*** Opening TASK DATA ***

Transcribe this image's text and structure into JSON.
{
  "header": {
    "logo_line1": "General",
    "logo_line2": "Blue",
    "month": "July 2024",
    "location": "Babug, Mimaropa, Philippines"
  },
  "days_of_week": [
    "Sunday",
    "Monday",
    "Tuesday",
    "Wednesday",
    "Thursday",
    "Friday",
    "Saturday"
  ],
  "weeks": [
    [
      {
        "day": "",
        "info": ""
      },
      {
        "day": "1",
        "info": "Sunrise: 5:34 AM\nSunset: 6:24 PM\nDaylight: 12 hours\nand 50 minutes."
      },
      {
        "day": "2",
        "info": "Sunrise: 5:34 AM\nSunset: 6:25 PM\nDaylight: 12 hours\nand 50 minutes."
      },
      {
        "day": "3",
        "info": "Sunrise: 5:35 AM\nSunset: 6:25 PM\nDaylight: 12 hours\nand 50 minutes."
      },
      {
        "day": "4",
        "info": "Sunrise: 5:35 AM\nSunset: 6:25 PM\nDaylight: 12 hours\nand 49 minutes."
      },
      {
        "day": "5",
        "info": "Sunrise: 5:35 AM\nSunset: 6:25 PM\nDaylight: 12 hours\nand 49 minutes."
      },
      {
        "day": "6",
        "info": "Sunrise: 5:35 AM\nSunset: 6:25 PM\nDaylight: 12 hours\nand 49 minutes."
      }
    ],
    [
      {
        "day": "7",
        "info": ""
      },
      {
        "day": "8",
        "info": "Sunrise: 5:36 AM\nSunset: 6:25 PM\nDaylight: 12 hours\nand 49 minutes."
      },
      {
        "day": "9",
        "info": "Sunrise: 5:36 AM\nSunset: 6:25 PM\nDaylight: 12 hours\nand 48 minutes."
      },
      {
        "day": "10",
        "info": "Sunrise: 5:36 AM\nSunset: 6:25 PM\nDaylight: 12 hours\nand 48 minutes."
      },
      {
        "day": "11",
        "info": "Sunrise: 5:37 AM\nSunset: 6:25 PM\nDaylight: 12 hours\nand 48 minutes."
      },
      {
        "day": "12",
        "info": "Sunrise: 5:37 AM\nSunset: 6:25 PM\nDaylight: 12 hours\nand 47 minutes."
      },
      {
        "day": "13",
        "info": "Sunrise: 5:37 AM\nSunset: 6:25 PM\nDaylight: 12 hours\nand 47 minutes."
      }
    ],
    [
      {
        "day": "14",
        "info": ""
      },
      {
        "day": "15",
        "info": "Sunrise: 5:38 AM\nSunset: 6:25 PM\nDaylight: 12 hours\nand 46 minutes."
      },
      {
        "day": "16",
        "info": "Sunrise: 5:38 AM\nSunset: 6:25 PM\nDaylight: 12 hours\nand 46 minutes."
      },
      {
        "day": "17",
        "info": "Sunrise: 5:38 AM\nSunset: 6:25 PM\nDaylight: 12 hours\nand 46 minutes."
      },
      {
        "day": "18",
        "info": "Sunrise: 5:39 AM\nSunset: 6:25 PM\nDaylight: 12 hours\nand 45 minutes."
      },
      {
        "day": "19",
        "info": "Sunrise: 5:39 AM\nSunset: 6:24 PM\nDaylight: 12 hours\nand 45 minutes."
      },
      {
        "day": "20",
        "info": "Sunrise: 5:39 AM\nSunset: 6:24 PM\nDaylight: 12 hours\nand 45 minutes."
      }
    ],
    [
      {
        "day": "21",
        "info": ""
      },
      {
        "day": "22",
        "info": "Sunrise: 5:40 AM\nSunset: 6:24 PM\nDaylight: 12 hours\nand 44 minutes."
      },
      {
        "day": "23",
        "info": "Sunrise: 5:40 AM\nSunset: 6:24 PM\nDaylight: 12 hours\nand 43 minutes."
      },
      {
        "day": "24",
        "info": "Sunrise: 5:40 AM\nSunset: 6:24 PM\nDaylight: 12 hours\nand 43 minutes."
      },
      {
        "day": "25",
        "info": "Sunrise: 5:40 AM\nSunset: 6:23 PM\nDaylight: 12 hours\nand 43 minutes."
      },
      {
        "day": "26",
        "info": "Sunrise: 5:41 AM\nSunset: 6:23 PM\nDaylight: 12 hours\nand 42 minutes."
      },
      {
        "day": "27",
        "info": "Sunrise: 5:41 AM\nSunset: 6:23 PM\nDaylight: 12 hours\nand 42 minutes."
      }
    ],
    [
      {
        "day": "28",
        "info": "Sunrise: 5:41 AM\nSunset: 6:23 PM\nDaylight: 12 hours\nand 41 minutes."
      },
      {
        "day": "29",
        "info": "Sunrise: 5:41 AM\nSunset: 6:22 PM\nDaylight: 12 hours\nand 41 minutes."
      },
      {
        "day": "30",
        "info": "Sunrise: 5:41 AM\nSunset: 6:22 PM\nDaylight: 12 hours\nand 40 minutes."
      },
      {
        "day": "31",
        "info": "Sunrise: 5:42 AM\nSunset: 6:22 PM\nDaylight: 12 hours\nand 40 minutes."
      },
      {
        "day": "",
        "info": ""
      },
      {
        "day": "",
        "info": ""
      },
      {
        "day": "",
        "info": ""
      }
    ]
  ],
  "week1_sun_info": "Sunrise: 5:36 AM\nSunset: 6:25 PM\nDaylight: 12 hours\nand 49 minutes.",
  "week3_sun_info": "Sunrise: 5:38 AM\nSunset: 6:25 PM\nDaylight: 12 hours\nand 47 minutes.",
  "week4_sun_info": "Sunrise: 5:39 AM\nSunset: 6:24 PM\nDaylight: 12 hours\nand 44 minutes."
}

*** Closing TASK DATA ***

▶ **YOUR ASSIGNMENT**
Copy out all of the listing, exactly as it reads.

▶ **WRITTEN REPLY**
Transcribe this image's text and structure into JSON.
{
  "header": {
    "logo_line1": "General",
    "logo_line2": "Blue",
    "month": "July 2024",
    "location": "Babug, Mimaropa, Philippines"
  },
  "days_of_week": [
    "Sunday",
    "Monday",
    "Tuesday",
    "Wednesday",
    "Thursday",
    "Friday",
    "Saturday"
  ],
  "weeks": [
    [
      {
        "day": "",
        "info": ""
      },
      {
        "day": "1",
        "info": "Sunrise: 5:34 AM\nSunset: 6:24 PM\nDaylight: 12 hours\nand 50 minutes."
      },
      {
        "day": "2",
        "info": "Sunrise: 5:34 AM\nSunset: 6:25 PM\nDaylight: 12 hours\nand 50 minutes."
      },
      {
        "day": "3",
        "info": "Sunrise: 5:35 AM\nSunset: 6:25 PM\nDaylight: 12 hours\nand 50 minutes."
      },
      {
        "day": "4",
        "info": "Sunrise: 5:35 AM\nSunset: 6:25 PM\nDaylight: 12 hours\nand 49 minutes."
      },
      {
        "day": "5",
        "info": "Sunrise: 5:35 AM\nSunset: 6:25 PM\nDaylight: 12 hours\nand 49 minutes."
      },
      {
        "day": "6",
        "info": "Sunrise: 5:35 AM\nSunset: 6:25 PM\nDaylight: 12 hours\nand 49 minutes."
      }
    ],
    [
      {
        "day": "7",
        "info": ""
      },
      {
        "day": "8",
        "info": "Sunrise: 5:36 AM\nSunset: 6:25 PM\nDaylight: 12 hours\nand 49 minutes."
      },
      {
        "day": "9",
        "info": "Sunrise: 5:36 AM\nSunset: 6:25 PM\nDaylight: 12 hours\nand 48 minutes."
      },
      {
        "day": "10",
        "info": "Sunrise: 5:36 AM\nSunset: 6:25 PM\nDaylight: 12 hours\nand 48 minutes."
      },
      {
        "day": "11",
        "info": "Sunrise: 5:37 AM\nSunset: 6:25 PM\nDaylight: 12 hours\nand 48 minutes."
      },
      {
        "day": "12",
        "info": "Sunrise: 5:37 AM\nSunset: 6:25 PM\nDaylight: 12 hours\nand 47 minutes."
      },
      {
        "day": "13",
        "info": "Sunrise: 5:37 AM\nSunset: 6:25 PM\nDaylight: 12 hours\nand 47 minutes."
      }
    ],
    [
      {
        "day": "14",
        "info": ""
      },
      {
        "day": "15",
        "info": "Sunrise: 5:38 AM\nSunset: 6:25 PM\nDaylight: 12 hours\nand 46 minutes."
      },
      {
        "day": "16",
        "info": "Sunrise: 5:38 AM\nSunset: 6:25 PM\nDaylight: 12 hours\nand 46 minutes."
      },
      {
        "day": "17",
        "info": "Sunrise: 5:38 AM\nSunset: 6:25 PM\nDaylight: 12 hours\nand 46 minutes."
      },
      {
        "day": "18",
        "info": "Sunrise: 5:39 AM\nSunset: 6:25 PM\nDaylight: 12 hours\nand 45 minutes."
      },
      {
        "day": "19",
        "info": "Sunrise: 5:39 AM\nSunset: 6:24 PM\nDaylight: 12 hours\nand 45 minutes."
      },
      {
        "day": "20",
        "info": "Sunrise: 5:39 AM\nSunset: 6:24 PM\nDaylight: 12 hours\nand 45 minutes."
      }
    ],
    [
      {
        "day": "21",
        "info": ""
      },
      {
        "day": "22",
        "info": "Sunrise: 5:40 AM\nSunset: 6:24 PM\nDaylight: 12 hours\nand 44 minutes."
      },
      {
        "day": "23",
        "info": "Sunrise: 5:40 AM\nSunset: 6:24 PM\nDaylight: 12 hours\nand 43 minutes."
      },
      {
        "day": "24",
        "info": "Sunrise: 5:40 AM\nSunset: 6:24 PM\nDaylight: 12 hours\nand 43 minutes."
      },
      {
        "day": "25",
        "info": "Sunrise: 5:40 AM\nSunset: 6:23 PM\nDaylight: 12 hours\nand 43 minutes."
      },
      {
        "day": "26",
        "info": "Sunrise: 5:41 AM\nSunset: 6:23 PM\nDaylight: 12 hours\nand 42 minutes."
      },
      {
        "day": "27",
        "info": "Sunrise: 5:41 AM\nSunset: 6:23 PM\nDaylight: 12 hours\nand 42 minutes."
      }
    ],
    [
      {
        "day": "28",
        "info": "Sunrise: 5:41 AM\nSunset: 6:23 PM\nDaylight: 12 hours\nand 41 minutes."
      },
      {
        "day": "29",
        "info": "Sunrise: 5:41 AM\nSunset: 6:22 PM\nDaylight: 12 hours\nand 41 minutes."
      },
      {
        "day": "30",
        "info": "Sunrise: 5:41 AM\nSunset: 6:22 PM\nDaylight: 12 hours\nand 40 minutes."
      },
      {
        "day": "31",
        "info": "Sunrise: 5:42 AM\nSunset: 6:22 PM\nDaylight: 12 hours\nand 40 minutes."
      },
      {
        "day": "",
        "info": ""
      },
      {
        "day": "",
        "info": ""
      },
      {
        "day": "",
        "info": ""
      }
    ]
  ],
  "week1_sun_info": "Sunrise: 5:36 AM\nSunset: 6:25 PM\nDaylight: 12 hours\nand 49 minutes.",
  "week3_sun_info": "Sunrise: 5:38 AM\nSunset: 6:25 PM\nDaylight: 12 hours\nand 47 minutes.",
  "week4_sun_info": "Sunrise: 5:39 AM\nSunset: 6:24 PM\nDaylight: 12 hours\nand 44 minutes."
}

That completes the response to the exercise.